Wednesday, March 14, 2012
We Are All Social Actors
Society oftentimes - if not always - requires us to behave, speak, walk, or dress according to certain conventions. Sometimes we're lucky and those conventions allow us to express who we are without having to censor or repress the interesting sides of our personality; sometimes, though, we can't fully be ourselves, or, let's say, we need to moderate our self.
It's not necessary to think of "huge" events such as public speeches, gala parties, or presidential dinners when referring to a social context. A first date, for example, will do.
Can we really say we are being ourselves on a first date? Speaking for myself, yes, I am being myself. Of course, I am not fully being myself, in the sense that it is in the best interest of my intentions to show my date the most pleasing side of me first; so, I try to coherently convey my personality in a more charming, dim-lit, and vibrant way. But mind, this doesn't mean I'm lying or giving a distorted image of me. Maybe some people do; I don't.
Same goes for a job interview: we dress up in ways we wouldn't normally do and, during the event, we probably speak with a pitched voice or find other ways to impress our possible employer.

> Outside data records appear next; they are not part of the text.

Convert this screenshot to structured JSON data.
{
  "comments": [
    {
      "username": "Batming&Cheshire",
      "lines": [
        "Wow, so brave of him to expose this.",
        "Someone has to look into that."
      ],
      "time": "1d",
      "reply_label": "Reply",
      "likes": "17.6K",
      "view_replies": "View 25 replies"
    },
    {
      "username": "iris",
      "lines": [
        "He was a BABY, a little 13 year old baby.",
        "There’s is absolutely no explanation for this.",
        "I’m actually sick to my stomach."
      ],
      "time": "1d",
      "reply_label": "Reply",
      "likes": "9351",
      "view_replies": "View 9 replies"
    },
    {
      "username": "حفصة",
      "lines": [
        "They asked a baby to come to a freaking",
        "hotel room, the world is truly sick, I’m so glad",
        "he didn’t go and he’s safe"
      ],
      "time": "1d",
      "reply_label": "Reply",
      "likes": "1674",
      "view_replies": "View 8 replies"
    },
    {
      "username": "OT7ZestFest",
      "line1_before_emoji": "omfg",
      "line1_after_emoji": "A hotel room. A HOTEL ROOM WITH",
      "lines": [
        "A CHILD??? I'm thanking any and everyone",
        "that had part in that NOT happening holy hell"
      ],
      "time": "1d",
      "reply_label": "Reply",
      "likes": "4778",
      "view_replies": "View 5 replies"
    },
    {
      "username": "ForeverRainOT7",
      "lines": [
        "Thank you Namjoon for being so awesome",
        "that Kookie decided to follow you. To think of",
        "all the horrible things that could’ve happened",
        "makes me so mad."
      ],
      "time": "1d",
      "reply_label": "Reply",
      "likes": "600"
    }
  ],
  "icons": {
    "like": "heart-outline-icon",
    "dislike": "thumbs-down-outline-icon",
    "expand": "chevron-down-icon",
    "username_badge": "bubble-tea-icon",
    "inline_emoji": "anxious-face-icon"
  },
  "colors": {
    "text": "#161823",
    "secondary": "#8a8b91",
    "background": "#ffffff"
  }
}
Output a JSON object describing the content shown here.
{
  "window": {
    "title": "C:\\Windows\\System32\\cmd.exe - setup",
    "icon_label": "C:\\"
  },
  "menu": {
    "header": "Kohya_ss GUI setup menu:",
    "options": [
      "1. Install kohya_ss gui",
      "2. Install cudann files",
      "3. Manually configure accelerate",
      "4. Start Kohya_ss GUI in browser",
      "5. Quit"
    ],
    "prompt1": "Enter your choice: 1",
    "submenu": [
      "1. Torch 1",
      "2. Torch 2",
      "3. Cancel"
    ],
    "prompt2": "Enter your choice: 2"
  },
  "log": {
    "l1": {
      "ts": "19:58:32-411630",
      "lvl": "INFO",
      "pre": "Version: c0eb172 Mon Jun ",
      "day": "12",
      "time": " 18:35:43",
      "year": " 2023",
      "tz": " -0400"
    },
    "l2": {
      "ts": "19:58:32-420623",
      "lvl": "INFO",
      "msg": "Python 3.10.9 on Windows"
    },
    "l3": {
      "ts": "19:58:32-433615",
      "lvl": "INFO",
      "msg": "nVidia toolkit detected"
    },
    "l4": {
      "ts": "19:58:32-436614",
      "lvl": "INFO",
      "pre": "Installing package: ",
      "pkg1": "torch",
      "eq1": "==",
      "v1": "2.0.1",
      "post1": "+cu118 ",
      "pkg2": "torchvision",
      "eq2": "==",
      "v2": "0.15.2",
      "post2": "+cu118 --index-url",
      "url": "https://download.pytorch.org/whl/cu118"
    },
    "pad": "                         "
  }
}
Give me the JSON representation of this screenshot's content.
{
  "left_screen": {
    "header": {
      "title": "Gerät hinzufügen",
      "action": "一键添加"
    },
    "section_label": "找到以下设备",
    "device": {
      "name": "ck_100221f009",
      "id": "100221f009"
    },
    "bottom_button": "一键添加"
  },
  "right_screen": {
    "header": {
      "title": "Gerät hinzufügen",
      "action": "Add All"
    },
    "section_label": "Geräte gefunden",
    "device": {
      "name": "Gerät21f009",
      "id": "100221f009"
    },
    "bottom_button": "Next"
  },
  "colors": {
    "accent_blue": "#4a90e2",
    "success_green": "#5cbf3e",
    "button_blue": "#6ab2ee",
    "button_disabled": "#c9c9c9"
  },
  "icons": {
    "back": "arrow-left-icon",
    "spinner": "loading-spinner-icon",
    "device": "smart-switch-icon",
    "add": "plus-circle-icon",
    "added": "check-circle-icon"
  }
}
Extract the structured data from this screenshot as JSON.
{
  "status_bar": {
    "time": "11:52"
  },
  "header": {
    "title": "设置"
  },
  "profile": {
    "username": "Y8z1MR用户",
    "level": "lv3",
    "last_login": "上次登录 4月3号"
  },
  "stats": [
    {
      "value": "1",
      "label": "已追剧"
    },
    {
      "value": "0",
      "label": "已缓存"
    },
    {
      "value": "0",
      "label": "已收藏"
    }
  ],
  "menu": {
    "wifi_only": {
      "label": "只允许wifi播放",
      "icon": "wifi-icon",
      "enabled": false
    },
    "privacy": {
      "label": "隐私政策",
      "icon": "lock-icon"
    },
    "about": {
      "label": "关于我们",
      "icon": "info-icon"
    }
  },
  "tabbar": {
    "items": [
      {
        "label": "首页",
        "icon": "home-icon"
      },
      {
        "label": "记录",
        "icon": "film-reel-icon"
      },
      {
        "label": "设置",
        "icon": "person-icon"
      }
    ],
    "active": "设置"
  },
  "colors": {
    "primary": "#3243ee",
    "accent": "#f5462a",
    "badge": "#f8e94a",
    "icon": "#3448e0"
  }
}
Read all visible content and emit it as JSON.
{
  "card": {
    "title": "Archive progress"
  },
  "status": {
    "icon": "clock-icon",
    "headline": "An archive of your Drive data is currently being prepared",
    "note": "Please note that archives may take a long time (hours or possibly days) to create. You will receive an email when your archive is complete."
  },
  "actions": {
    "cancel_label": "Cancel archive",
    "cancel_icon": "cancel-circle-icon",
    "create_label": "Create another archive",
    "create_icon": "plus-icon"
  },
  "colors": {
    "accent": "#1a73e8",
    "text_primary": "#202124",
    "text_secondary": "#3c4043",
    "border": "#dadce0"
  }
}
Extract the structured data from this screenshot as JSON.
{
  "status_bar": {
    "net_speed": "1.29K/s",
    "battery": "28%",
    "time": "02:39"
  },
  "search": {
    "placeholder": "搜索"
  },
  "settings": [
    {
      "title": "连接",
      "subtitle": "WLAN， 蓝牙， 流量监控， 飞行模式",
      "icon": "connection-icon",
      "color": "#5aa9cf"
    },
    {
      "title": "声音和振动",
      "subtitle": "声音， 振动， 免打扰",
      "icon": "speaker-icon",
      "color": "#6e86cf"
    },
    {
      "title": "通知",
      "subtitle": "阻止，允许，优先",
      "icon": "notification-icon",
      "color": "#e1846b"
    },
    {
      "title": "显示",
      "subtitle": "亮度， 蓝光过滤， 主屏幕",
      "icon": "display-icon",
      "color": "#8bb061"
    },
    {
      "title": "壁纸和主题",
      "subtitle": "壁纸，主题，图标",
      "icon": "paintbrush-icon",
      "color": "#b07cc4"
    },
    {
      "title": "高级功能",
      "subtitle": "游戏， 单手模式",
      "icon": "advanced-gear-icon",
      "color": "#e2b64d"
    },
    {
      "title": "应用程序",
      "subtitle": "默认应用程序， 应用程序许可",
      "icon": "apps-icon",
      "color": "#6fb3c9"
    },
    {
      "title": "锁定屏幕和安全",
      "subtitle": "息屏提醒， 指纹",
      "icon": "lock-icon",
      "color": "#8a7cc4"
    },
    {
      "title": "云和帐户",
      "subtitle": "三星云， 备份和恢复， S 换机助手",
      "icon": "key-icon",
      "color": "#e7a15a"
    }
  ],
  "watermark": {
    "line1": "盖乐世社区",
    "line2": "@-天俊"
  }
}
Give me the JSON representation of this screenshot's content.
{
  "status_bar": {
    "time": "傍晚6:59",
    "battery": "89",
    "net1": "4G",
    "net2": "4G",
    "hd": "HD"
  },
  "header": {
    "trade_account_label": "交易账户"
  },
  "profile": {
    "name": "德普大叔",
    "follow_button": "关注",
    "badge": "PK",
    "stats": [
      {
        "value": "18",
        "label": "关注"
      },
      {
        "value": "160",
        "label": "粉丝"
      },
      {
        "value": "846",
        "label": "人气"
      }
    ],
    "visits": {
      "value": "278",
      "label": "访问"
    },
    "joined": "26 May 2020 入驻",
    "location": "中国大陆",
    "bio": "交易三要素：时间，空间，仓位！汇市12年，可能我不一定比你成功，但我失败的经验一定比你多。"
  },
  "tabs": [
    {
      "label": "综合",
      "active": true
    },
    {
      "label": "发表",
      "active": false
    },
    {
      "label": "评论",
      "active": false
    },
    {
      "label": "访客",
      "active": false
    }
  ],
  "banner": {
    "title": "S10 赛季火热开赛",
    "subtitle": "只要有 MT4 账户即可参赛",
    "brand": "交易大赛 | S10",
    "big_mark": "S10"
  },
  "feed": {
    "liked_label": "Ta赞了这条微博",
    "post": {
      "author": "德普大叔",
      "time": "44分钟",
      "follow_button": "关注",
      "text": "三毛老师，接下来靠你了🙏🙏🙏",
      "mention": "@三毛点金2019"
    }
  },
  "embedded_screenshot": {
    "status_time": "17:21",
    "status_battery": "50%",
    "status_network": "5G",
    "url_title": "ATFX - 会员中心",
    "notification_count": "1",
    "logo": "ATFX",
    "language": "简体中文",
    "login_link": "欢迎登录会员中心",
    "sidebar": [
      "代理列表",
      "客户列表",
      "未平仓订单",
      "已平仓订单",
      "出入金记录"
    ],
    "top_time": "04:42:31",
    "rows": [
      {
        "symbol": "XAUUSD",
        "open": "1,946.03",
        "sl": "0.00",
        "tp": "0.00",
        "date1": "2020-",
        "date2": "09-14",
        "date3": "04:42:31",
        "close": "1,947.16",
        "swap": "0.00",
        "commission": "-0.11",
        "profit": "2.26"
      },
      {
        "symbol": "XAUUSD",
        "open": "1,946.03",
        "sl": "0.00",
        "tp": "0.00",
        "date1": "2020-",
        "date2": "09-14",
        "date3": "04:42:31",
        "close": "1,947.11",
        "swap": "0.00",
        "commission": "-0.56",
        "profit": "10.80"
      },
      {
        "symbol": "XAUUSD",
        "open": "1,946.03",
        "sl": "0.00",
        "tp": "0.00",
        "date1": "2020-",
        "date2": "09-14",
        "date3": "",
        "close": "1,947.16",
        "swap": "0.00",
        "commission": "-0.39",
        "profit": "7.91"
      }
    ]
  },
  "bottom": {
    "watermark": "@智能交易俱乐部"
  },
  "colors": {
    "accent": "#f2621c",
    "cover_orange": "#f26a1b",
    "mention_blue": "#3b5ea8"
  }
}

Sometimes I smirk when people ask me, "You're an actor, how do I know you're not acting?". My favorite answer is, "Why, are you not acting now?".
Personally, the best actors I've seen - and the "best" liars, and the "best" fakers too - were not in the movies or on the stage, but in real life contexts and - marvel of all marvels - they were not professional actors, in a manner of speaking.
The bottom line is, we all act, even if we're not always aware of it.
I don't think it is a bad thing per se; social acting should mean to me conveying our personality through forms that enhance its qualities according to the context we're in. Certainly, like for everything, the proper balance is required and certain lines should not be crossed.
Then, if social acting robs us of our spontaneity or it simply means lying, that is a totally different story.
Do you consider yourself an actor in life?
Do you think social acting limits the expression of your personality or it's a good tool to enhance it?